What reasons does de Broglie had when he proposed the idea that electrons behave like waves?

  • $\begingroup$ One of the sources of this guess was that electromagnetic radiation already displayed both wavelike (interference) and particle-like (photoelectric/Compton effect) properties. The guess was that this could be extended to other particles. $\endgroup$
    – Avantgarde
    Commented Oct 3, 2018 at 7:53
  • 1
    $\begingroup$ I can't help feeling this is a question about history rather than physics, and it would be better on the History of Science Stack Exchange. $\endgroup$ Commented Oct 3, 2018 at 8:01
  • $\begingroup$ @Avantgarde, yes but there is a fundamental difference between light (photons) and matter (eg. electrons). My question is: why should (we think that) matter also display this dual behaviour? Usually the idea that you are left with is: why not? Let's see if that is ideed the case... And it was, it was verified experimentally. But it seems that it was not even an educated guess. It happened to be that way. $\endgroup$ Commented Oct 3, 2018 at 8:37
  • $\begingroup$ @JohnRennie, Yes, I also think that this question could have been posted to History of Science and Mathematics as well. This question is about (at least this is my intention) how a physicist thinks, how breakthroughs in physics are being made, but it could also reveal a deeper understanding that perhaps I and others do not have about quantum mechanics. $\endgroup$ Commented Oct 3, 2018 at 8:49
  • $\begingroup$ @AWanderingMind It was a good guess, but that's all that matters. There are all kinds of particles in nature. If you observe some general property (wave-particle duality) in one of particles (photons), you can't help but think of this property as a unifying aspect in all other particles. I suppose this idea of 'unification' of different particles under one property was motivating. $\endgroup$
    – Avantgarde
    Commented Oct 3, 2018 at 9:48

1 Answer 1


The answer to this question can be found in de Broglie's Nobel Lecture. The pdf file is available here. I quote the relevant part.

The necessity of assuming for light two contradictory theories -that of waves and that of corpuscles- and the inability to understand why, among the infinity of motions which an electron ought to be able to have in the atom according to classical concepts, only certain ones were possible: such were the enigmas confronting physicists at the time I resumed my studies of theoretical physics.

When I started to ponder these difficulties two things struck me in the main. Firstly the light-quantum theory cannot be regarded as satisfactory since it defines the energy of a light corpuscle by the relation $W=h\nu$ which contains a frequency $\nu$. Now a purely corpuscular theory does not contain any element permitting the definition of a frequency. This reason alone renders it necessary in the case of light to introduce simultaneously the corpuscle concept and the concept of periodicity.

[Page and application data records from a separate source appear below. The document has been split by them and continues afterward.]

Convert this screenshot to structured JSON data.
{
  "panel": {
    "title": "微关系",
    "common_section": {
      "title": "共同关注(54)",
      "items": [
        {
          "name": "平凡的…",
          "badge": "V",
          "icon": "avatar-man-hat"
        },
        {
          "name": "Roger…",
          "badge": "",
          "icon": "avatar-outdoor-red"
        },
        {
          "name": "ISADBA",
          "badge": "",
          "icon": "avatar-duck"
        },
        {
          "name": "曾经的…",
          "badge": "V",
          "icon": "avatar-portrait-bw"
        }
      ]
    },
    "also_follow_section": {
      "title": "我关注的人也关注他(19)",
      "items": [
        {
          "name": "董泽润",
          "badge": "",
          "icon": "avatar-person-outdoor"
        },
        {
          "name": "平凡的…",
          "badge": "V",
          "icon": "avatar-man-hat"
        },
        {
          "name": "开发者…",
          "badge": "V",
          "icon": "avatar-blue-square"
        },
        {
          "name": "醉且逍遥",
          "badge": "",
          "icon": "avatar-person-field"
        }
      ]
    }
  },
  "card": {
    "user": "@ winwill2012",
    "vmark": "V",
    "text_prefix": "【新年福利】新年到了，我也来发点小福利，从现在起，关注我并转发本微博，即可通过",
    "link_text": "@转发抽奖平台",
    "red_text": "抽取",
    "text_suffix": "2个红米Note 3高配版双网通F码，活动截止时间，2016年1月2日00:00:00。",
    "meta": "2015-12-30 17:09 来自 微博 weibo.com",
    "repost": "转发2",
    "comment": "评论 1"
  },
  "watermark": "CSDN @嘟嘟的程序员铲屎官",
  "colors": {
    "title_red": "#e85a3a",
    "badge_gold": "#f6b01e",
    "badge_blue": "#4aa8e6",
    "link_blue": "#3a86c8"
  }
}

On the other hand the determination of the stable motions of the electrons in the atom involves whole numbers, and so far the only phenomena in which whole numbers were involved in physics were those of interference and of eigenvibrations. That suggested the idea to me that electrons themselves could not be represented as simple corpuscles either, but that a periodicity had also to be assigned to them too.

I thus arrived at the following overall concept which guided my studies: for both matter and radiations, light in particular, it is necessary to introduce the corpuscle concept and the wave concept at the same time. In other words the existence of corpuscles accompanied by waves has to be assumed in all cases. However, since corpuscles and waves cannot be independent because, according to Bohr’s expression, they constitute two complementary forces of reality, it must be possible to establish a certain parallelism between the motion of a corpuscle and the propagation of the associated wave. The first objective to achieve had, therefore, to be to establish this correspondence.

  • $\begingroup$ Ok, so that fact that electrons can only be in some particular "quantized orbits", lead de Broglie to think that they must also exibit some wave-like behaviour. $\endgroup$ Commented Oct 3, 2018 at 11:12
  • $\begingroup$ Yes, I think so. In addition to that I think he was encouraged by the "fact" that light was already behaving in this (wave-particle) way. $\endgroup$ Commented Oct 3, 2018 at 11:18

Your Answer

By clicking “Post Your Answer”, you agree to our terms of service and acknowledge you have read our privacy policy.

Not the answer you're looking for? Browse other questions tagged or ask your own question.